Desperate parents Emily and Vice Saitu know the dark, tragic truth of poverty.
They lived with their four children in a cramped South Auckland hotel room for a month while waiting to be placed by Housing New Zealand.
Miracle-Chae is 17 and has cerebral palsy and a club foot, Elijah is 15 and has autism, and Tina, 14, and Siuli, 10, both have delayed learning disabilities.
The Saitu children didn't go to school for months as they shifted between addresses and the kids spent their days in the hotel room watching music videos.
The family spoke as part of a piece in the Guardian which painted a depressing picture of South Auckland.
Titled 'New Zealand's most shameful secret', the UK publication reads: "The Saitu family are a tragic portrait of New Zealand's most shameful national secret: an epidemic of child poverty that belies the image of a Pacific haven offering equality of opportunity and a prosperous, clean, healthy life of plenty for all.
"Catch a bus or two from Britomart in central Auckland, and after an hour and a half and you will arrive in the urban slum of South Auckland.
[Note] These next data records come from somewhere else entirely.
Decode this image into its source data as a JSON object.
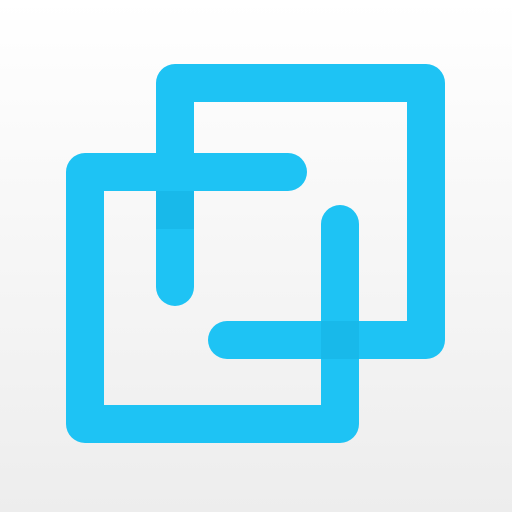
{
  "icon": {
    "name": "overlapping-squares-logo",
    "stroke_color": "#1ec3f4",
    "shadow_color": "#0fa6d8",
    "background_top": "#ffffff",
    "background_bottom": "#ededed"
  }
}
"Here, houses are wooden, damp and mouldy and often hold in excess of 10 people. Young children walk the streets in mid-winter with no shoes and gummy eyes. Looming over polluted streams and rubbish-strewn parks is the vast Double Brown Beer Brewery."
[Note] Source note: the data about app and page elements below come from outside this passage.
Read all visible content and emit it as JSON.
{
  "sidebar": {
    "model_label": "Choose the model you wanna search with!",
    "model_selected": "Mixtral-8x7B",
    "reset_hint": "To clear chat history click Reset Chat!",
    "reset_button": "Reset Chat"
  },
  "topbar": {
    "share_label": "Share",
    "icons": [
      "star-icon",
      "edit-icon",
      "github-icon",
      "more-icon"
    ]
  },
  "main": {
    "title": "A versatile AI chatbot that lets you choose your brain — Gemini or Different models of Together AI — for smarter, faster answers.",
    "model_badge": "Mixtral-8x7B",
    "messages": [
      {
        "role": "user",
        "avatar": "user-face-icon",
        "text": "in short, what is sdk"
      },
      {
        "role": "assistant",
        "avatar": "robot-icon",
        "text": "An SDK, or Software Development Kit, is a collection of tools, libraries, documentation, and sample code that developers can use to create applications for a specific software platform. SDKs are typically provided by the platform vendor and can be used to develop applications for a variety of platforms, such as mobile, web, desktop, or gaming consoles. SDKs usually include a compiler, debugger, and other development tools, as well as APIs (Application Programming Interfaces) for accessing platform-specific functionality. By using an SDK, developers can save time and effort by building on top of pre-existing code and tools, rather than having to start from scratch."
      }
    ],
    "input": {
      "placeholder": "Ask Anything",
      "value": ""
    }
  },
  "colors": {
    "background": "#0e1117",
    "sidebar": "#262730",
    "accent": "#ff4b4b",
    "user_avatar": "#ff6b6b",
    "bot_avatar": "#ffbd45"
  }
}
Emily Saitu said: "It's cut-throat in New Zealand. If you're struggling you get left behind," Emily told The Guardian.
"I feel like I am screaming for help.
"When I say we are desperate, people avoid my eye, they don't listen to me. They don't want to know that I am going crazy trying to make a life for my children."
Saitu told the Herald the family was living in Australia for four years helping family. They moved back early this year and stayed with family.
But 16 people in one house was too much and her kids weren't coping with the overcrowding. They then stayed in a motel funded by Housing New Zealand for a month but had to leave because the owners double booked it.
Since June, Action Against Poverty advocate Kathleen Paraha, who was previously unknown to the family, has volunteered her bedrooms.
They have been told there is a four-bedroom house available for them in Mangere on September 7, Saitu said.
"We've had all these issues and problems. It's hard enough when you have normal children, but children with disabilities, their mood patterns change. When you're living with other people it's just overwhelming sometimes.
"Everything is on hold. I can't focus on anything else until we get a house."
Saitu has been been begging the government to help her family. But life hasn't always been so difficult for the couple. Emily used to work as a secretary for the Ministry of Justice and her husband worked in a meat processing factory. Now they are both unemployed and look after the children.
She said more needs to be done to help families in poverty.
"I feel like I've been living in a cardboard box. Coming back to New Zealand was great but it was heartbreaking seeing people sleeping in cars. I heard about it but I couldn't believe it. It brought tears to my eyes.
"I'm looking at all the other families suffering in the same boat and I can't believe how New Zealand would turn its back. What they're creating is going to be worse than what they started with."
Ministry of Social Development spokesman Nic Blakeley said the Ministry of Social Development and Housing New Zealand have worked hard to find the family a home.
"Family circumstances and the medical conditions of the children meant the family had very specific housing requirements. These requirements, along with the need to find a house in South Auckland, an area of high housing demand, meant a suitable property was not immediately available."
Blakely said they have been trying to house the Saitu family since May. The ministry paid $8000 for emergency accommodation and put them on the social housing register on June 28 as high priority.
"Since then we have been in close contact with the family's agent - to discuss both social and private housing options, what support is available to move, and ensuring they continue to receive their full and correct benefit entitlement.
"It is disappointing that their case has been presented as an example of a family falling through the cracks - they've received significant assistance from government agencies, the community, and their agent, who has indicated they have been happy with the support offered. We've worked closely with housing providers to get a solution, and find a house."
All the Saitu kids have suffered serious respiratory illnesses from cold, damp homes in the past.
One third of New Zealand children, or 300,000, now reportedly live below the poverty line.
Unicef classify children living in homes who earn less than $28,000 a year or $550 a week as being in poverty. The number of children in poverty has doubled over the last 30 years.
Unicef New Zealand executive director Vivien Maidaborn told The Guardian New Zealand had normalised child poverty.
Prime Minister John Key said he would make child poverty a priority before the 2014 election.
His government's strategy is to get Kiwis off benefits and into jobs.